The circumstances surrounding the property transfer might call for one of several distinct varieties of the deed used to transfer property ownership. The following types of deeds are frequently utilized in the purchase and sale of real estate:

General Warranty Deed

The grantee is afforded the greatest possible security through general warranty deeds. The grantor provides many guarantees to the grantee in this deed. As a primary guarantee, the grantor warrants that a valid title exists at the transfer time.

Even after the property has been transferred to the grantee, the assurance of a clean title remains. The grantor further represents that the property is unencumbered by any liens or claims other than those expressly outlined in the deed.

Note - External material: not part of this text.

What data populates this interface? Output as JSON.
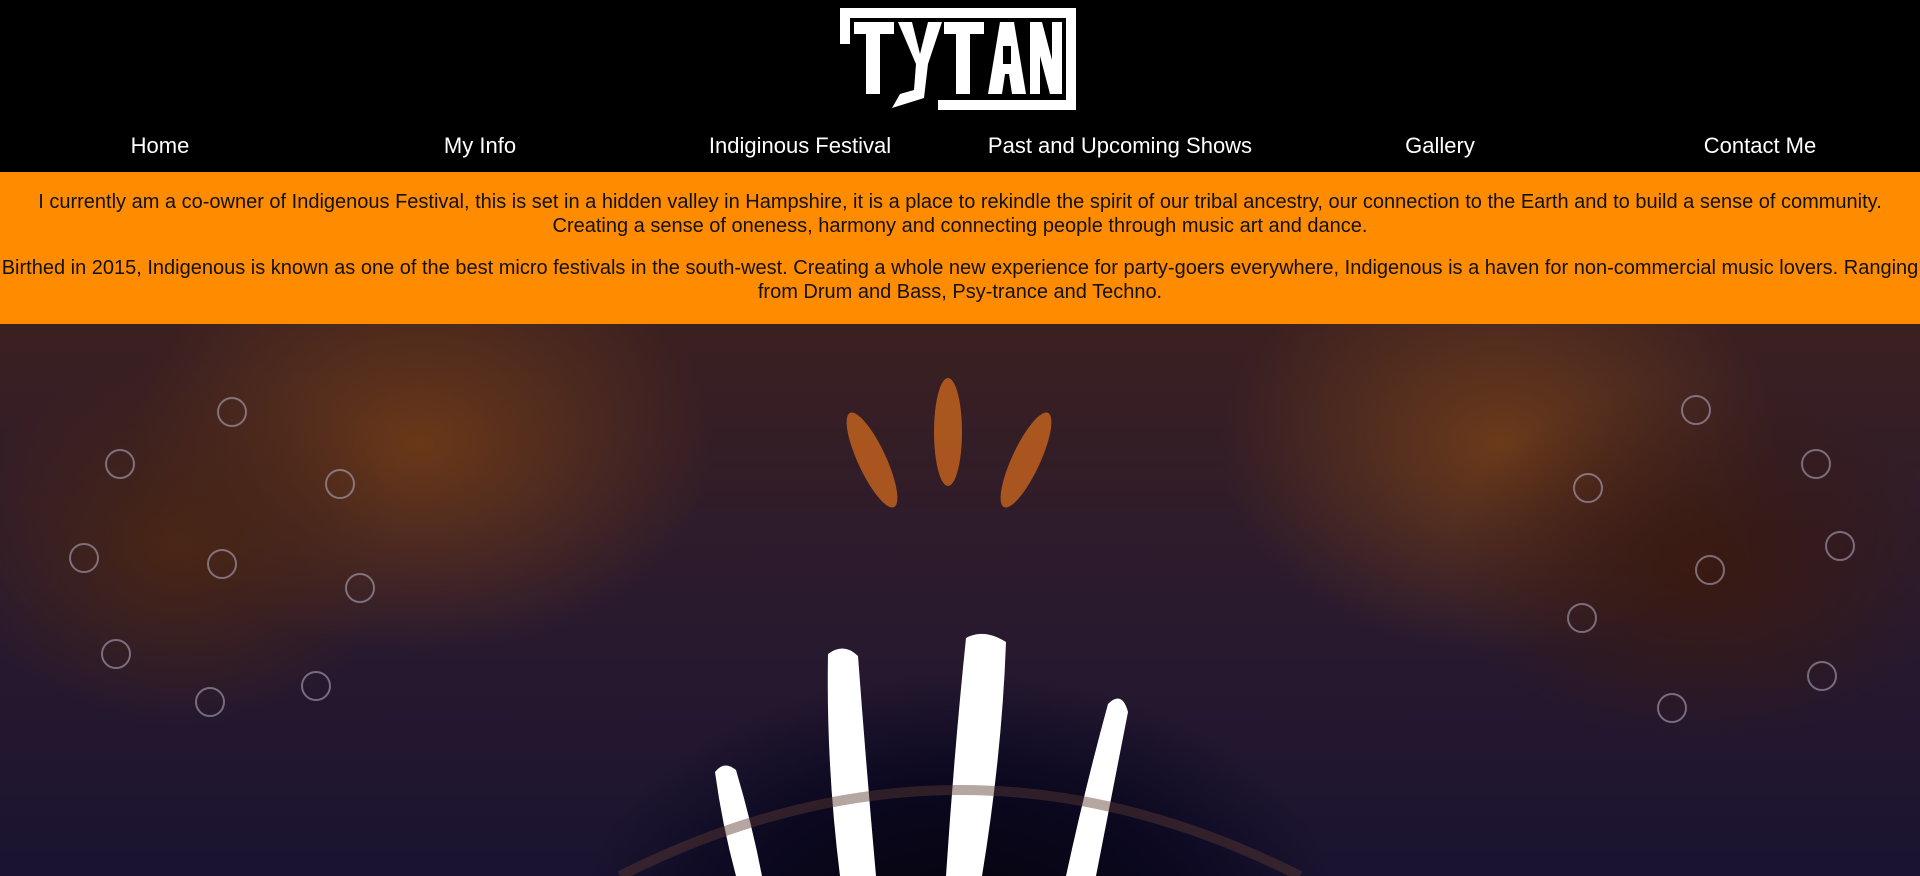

A third assurance commonly seen in general warranty deeds is that the grantor will protect the grantee's right to possession. A general warranty deed protects claims originating during or previous to the grantor's ownership.

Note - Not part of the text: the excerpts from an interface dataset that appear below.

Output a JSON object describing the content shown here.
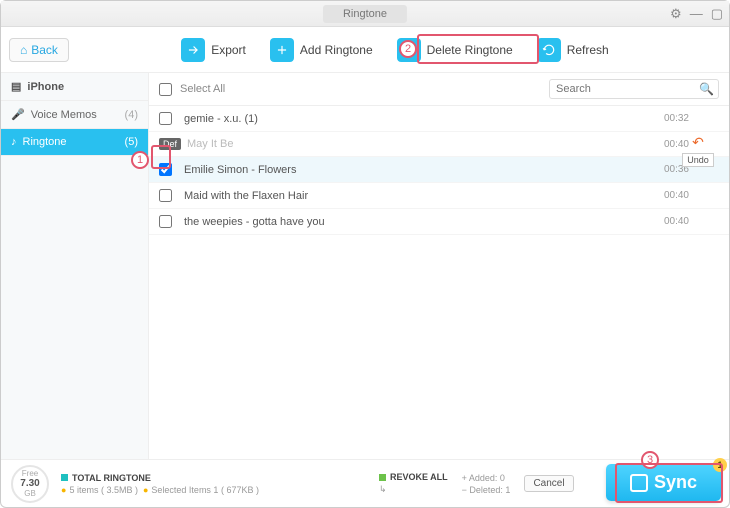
{
  "window": {
    "title": "Ringtone"
  },
  "toolbar": {
    "back": "Back",
    "export": "Export",
    "add": "Add Ringtone",
    "delete": "Delete Ringtone",
    "refresh": "Refresh"
  },
  "sidebar": {
    "device": "iPhone",
    "items": [
      {
        "label": "Voice Memos",
        "count": "(4)"
      },
      {
        "label": "Ringtone",
        "count": "(5)"
      }
    ]
  },
  "list": {
    "selectAll": "Select All",
    "searchPlaceholder": "Search",
    "undo": "Undo",
    "defBadge": "Def",
    "rows": [
      {
        "name": "gemie - x.u. (1)",
        "dur": "00:32",
        "checked": false,
        "deleted": false,
        "selected": false,
        "def": false
      },
      {
        "name": "May It Be",
        "dur": "00:40",
        "checked": false,
        "deleted": true,
        "selected": false,
        "def": true
      },
      {
        "name": "Emilie Simon - Flowers",
        "dur": "00:36",
        "checked": true,
        "deleted": false,
        "selected": true,
        "def": false
      },
      {
        "name": "Maid with the Flaxen Hair",
        "dur": "00:40",
        "checked": false,
        "deleted": false,
        "selected": false,
        "def": false
      },
      {
        "name": "the weepies - gotta have you",
        "dur": "00:40",
        "checked": false,
        "deleted": false,
        "selected": false,
        "def": false
      }
    ]
  },
  "footer": {
    "free": {
      "label": "Free",
      "value": "7.30",
      "unit": "GB"
    },
    "totalTitle": "TOTAL RINGTONE",
    "totalLine": "5 items ( 3.5MB )",
    "selectedLine": "Selected Items 1 ( 677KB )",
    "revokeTitle": "REVOKE ALL",
    "revokeArrow": "↳",
    "added": "Added: 0",
    "deleted": "Deleted: 1",
    "cancel": "Cancel",
    "sync": "Sync",
    "syncBadge": "1"
  },
  "callouts": {
    "c1": "1",
    "c2": "2",
    "c3": "3"
  }
}
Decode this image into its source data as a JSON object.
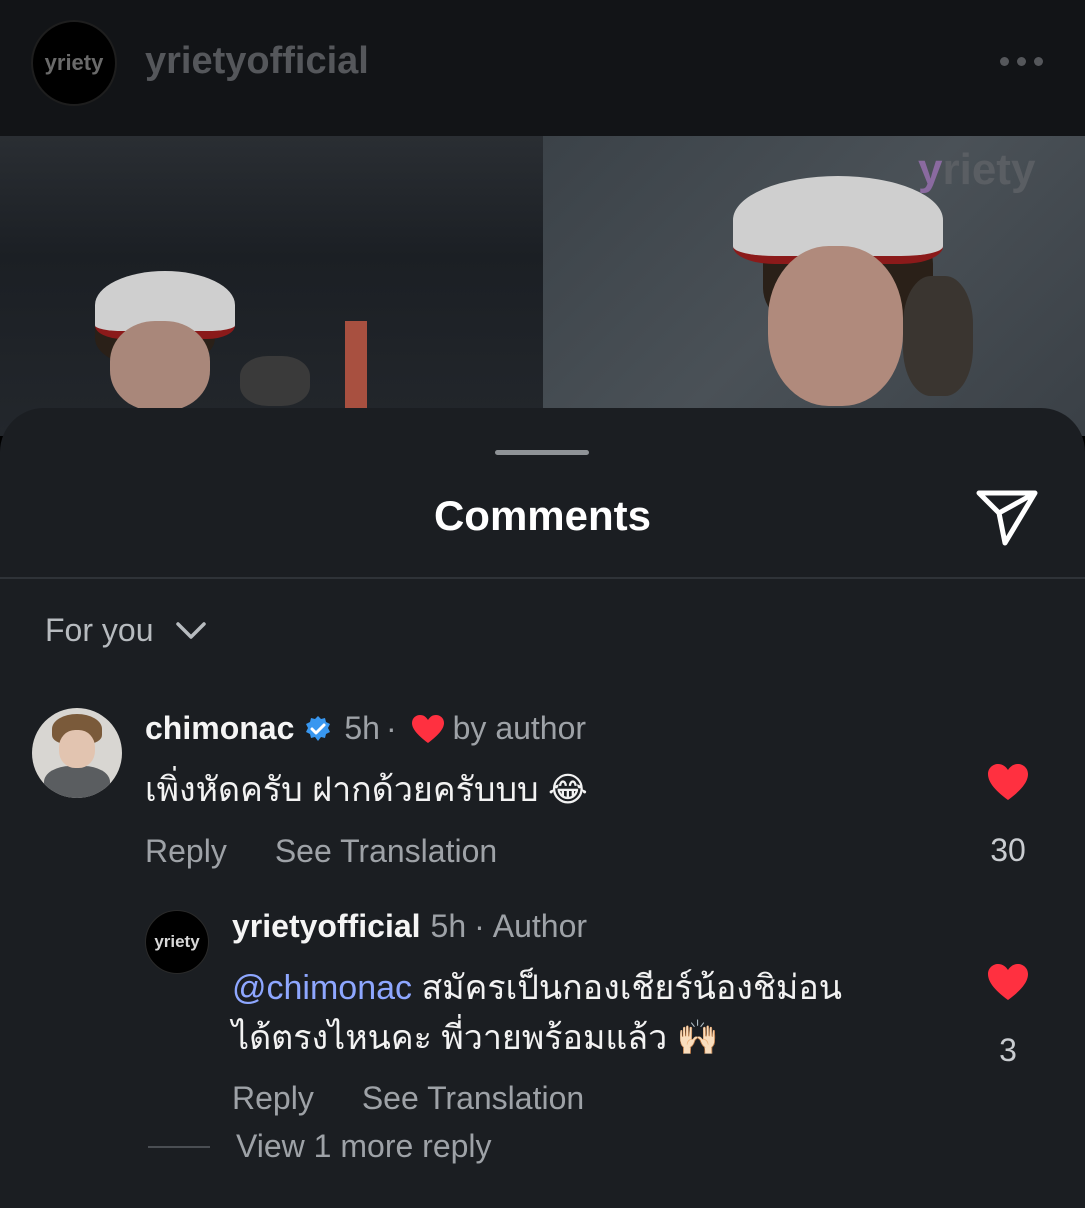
{
  "post": {
    "username": "yrietyofficial",
    "avatar_text": "yriety",
    "brand_watermark": "riety"
  },
  "comments_sheet": {
    "title": "Comments",
    "filter_label": "For you"
  },
  "comments": [
    {
      "username": "chimonac",
      "verified": true,
      "time": "5h",
      "separator": "·",
      "liked_by_author_label": "by author",
      "text": "เพิ่งหัดครับ ฝากด้วยครับบบ 😂",
      "reply_label": "Reply",
      "translate_label": "See Translation",
      "likes": "30"
    }
  ],
  "replies": [
    {
      "username": "yrietyofficial",
      "avatar_text": "yriety",
      "time": "5h",
      "separator": "·",
      "role": "Author",
      "mention": "@chimonac",
      "text_line1": " สมัครเป็นกองเชียร์น้องชิม่อน",
      "text_line2": "ได้ตรงไหนคะ พี่วายพร้อมแล้ว 🙌🏻",
      "reply_label": "Reply",
      "translate_label": "See Translation",
      "likes": "3"
    }
  ],
  "view_more_label": "View 1 more reply",
  "colors": {
    "heart": "#ff3040",
    "verified": "#3897f0",
    "mention": "#8ea7ff",
    "sheet_bg": "#1b1e22"
  }
}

Quit Claim Deed

The transferor in a Quit Claim Deed does not guarantee anything about the transferred property. Since the transferor is not providing guarantees, the transferee has no legal standing to sue the transferor for any title flaws.

Simply put, the transferee acquires all of the interest in the property that the transferor is conveying, subject to any flaws in the title. Quit Claim Deeds seldom have a covered purpose and might cause issues with current title insurance policies. Be wary of this action since it is often misunderstood and abused.

Special Warranty Deed

A special warranty deed gives the grantee a limited warranty of title against claims by other parties, in contrast to a quit claim deed, which grants no warranty. The grantor of a special warranty deed gives the grantee two warranties: the property has been free and clear of liens throughout the grantor's ownership, and the grantor has good title to the property.

Specifically, the special warranty deed does not guarantee that the subject property was free and clear of liens before the grantor's possession. Real estate deeds for subdivisions and condominiums are executed using a special warranty deed. Still, special warranty deeds are never utilized in the sale and transfer of residential property.

Fee Simple Deed

The fee simple deed lacks any assurances or promises included in a quitclaim deed. The grantee only acquires the property's title through a fee simple deed. The fee simple deed is rarely used since the grantee receives almost no legal protection.

One of the most all-encompassing types of Florida real estate deeds is the fee simple deed, which may be transferred, inherited, and last for an unlimited amount of time. However, the general warranty deed is more commonly used for sales or transfers when a warranty is necessary.

Fiduciary Deed

This fiduciary deed transfers property when the grantor is a fiduciary, such as a trustee. This document assures the beneficiary that the fiduciary is fulfilling his duties within the scope of his authority. This deed is utilized when transferring real estate or other property where the owner's signature is legally required but impossible.

After the original owner of a piece of property dies, the estate is often settled with the use of fiduciary paperwork. In the case of a fiduciary deed, a power of attorney granted to the fiduciary allows the fiduciary to sign on behalf of the owner.

Warranty Deed

One of Tennessee's most popular forms of deeds is a warranty deed. As the purchaser receives the most assurance from a warranty deed, it is the most popular property transfer form.

A general warranty deed ensures that the property is sold without any encumbrances and that the seller has the legal right to do so. The buyer is safest with a warranty deed.

Conclusion:

The legal effect of the deed depends on its including certain information. The duties of a grantor and the degree of protection afforded to a grantee are contingent on the particular type of deed used. You should check the property's title insurance before making a purchase.

Don't let the thrill of home ownership distract you from learning about your warranty and deed of trust alternatives. The best way to safeguard your property is to go to a title company and an attorney experienced in real estate law.

Related Articles